If enabled (under "Playback" on Android and "Streaming & downloading" on iOS), Google Play Music will automatically store songs as you listen to them, effectively downloading them for offline playback. The app appears to show some discretion, caching songs that you listen to more frequently than others. Once a song is cached, it won't count against your data cap when you play it, as it's not being streamed from Google's servers — it's stored locally on your phone.
As with any other cache, your Google Play Music cache can become large and unweidly at times. When you run out of storage on your phone, you can clear your cache by navigating to "Clear cache" under the Downloading header on Android. On iOS, "Clear cache" is under Streaming & downloading.
As I alluded to in Step 4, you can download your music. While the cache is a passive form of downloading, you can actively download music as well. This step will take part in the Downloading header on Android, and the Streaming & downloading header on iOS. To show respect for your data cap, I suggest switching on "Download only on Wi-Fi" (or "Download via Wi-Fi only" on iOS).
You are also able to choose the "Download quality" on the pair of platforms. If you're a stickler for audio quality and have plenty of extra space on your phone, then feel free to choose "High." If you want to eek out every last megabyte on your phone, then "Medium" or "Low" is just fine. Remember, either way, this won't count against your data plan as long as you download via Wi-Fi.
Right, we should probably download something eventually. You can download albums, playlists, and radio stations. One method of doing so is opening up the item in its own page (like expanding a playlist by tapping on it), then tapping the black downward-facing arrow. It should start to fill in orange to indicate that it's being downloaded, and it'll become a check inside an orange bubble when it's done.
You can also download something by tapping the three-dot menu next to it, and tapping "download."
It's easy enough to manage your downloads. Do so by tapping "Manage downloads" under Downloading for Android (and Streaming & downloading on iOS). All your downloads will appear here, including ones that are still downloading. You can pause their download by tapping "Pause Downloads." You can also monitor the progress of your downloads — how full the bubble is indicates the percentage of how complete your download is.
Tap on any of your downloads to go to them, where you can hit the check mark in the orange bubble to delete it from your downloads. You'll need to confirm before Google Play Music lets you get rid of anything, though.
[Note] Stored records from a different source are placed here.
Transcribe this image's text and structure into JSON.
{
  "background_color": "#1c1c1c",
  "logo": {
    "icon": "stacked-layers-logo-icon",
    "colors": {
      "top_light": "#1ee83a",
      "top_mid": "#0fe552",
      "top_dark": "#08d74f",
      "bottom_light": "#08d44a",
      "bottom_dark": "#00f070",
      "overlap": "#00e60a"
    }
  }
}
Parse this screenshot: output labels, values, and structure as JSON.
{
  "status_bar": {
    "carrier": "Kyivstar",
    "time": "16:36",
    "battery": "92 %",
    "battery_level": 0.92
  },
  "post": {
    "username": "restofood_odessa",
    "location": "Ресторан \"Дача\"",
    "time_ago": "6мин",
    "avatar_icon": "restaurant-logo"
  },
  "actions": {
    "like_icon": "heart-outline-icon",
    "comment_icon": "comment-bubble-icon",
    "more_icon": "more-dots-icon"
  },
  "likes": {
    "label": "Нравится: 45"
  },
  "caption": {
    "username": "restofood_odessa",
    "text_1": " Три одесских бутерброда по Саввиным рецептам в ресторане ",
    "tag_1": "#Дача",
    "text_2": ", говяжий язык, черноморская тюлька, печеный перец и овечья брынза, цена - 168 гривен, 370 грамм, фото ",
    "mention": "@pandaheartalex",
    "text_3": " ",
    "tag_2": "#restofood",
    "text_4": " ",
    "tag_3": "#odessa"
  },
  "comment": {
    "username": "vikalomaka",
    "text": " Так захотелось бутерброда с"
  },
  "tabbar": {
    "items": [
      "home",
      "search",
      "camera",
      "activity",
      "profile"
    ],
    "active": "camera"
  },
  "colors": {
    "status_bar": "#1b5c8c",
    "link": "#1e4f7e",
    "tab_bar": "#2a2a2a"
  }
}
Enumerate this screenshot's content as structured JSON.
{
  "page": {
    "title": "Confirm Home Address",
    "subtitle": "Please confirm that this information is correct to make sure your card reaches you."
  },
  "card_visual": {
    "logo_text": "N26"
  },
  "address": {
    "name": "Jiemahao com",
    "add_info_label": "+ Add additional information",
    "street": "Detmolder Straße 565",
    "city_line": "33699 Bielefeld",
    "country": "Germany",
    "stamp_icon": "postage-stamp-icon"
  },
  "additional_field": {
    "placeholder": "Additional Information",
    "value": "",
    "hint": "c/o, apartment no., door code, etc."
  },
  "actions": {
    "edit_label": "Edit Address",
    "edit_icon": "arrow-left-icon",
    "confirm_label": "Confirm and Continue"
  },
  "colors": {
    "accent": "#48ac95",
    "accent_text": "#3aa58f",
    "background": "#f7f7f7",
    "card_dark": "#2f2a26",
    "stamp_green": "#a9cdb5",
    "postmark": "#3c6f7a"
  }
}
If you're really worried about accidentally streaming something, toggle "Downloaded only" mode by going back to the hamburger menu we used to get to Settings. This will only allow you to listen to music that's on your device. This is actually also the only way you can see what Google decided to cache for you, so that's a neat trick.
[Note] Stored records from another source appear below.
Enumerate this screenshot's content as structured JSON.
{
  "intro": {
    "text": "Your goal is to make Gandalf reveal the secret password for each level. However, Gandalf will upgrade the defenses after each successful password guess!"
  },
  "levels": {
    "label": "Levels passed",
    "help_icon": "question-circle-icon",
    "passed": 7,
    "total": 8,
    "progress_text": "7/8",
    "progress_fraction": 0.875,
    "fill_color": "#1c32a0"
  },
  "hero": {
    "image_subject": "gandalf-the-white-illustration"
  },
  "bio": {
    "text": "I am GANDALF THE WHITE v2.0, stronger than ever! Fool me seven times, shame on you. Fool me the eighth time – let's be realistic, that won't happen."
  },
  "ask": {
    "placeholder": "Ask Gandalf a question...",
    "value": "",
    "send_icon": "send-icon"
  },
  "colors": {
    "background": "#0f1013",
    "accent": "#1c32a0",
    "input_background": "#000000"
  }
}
Auto-download is an Android-only feature that automatically downloads music as you listen to it. Whereas the cache shows discretion, this feature does not — so enable it under Downloading if you'd like. However, it won't work if you disable the cache.
Has this helped you become a data cap wizard like you hoped? Do you have any other tips and tricks to offer? Let us know in the comments below.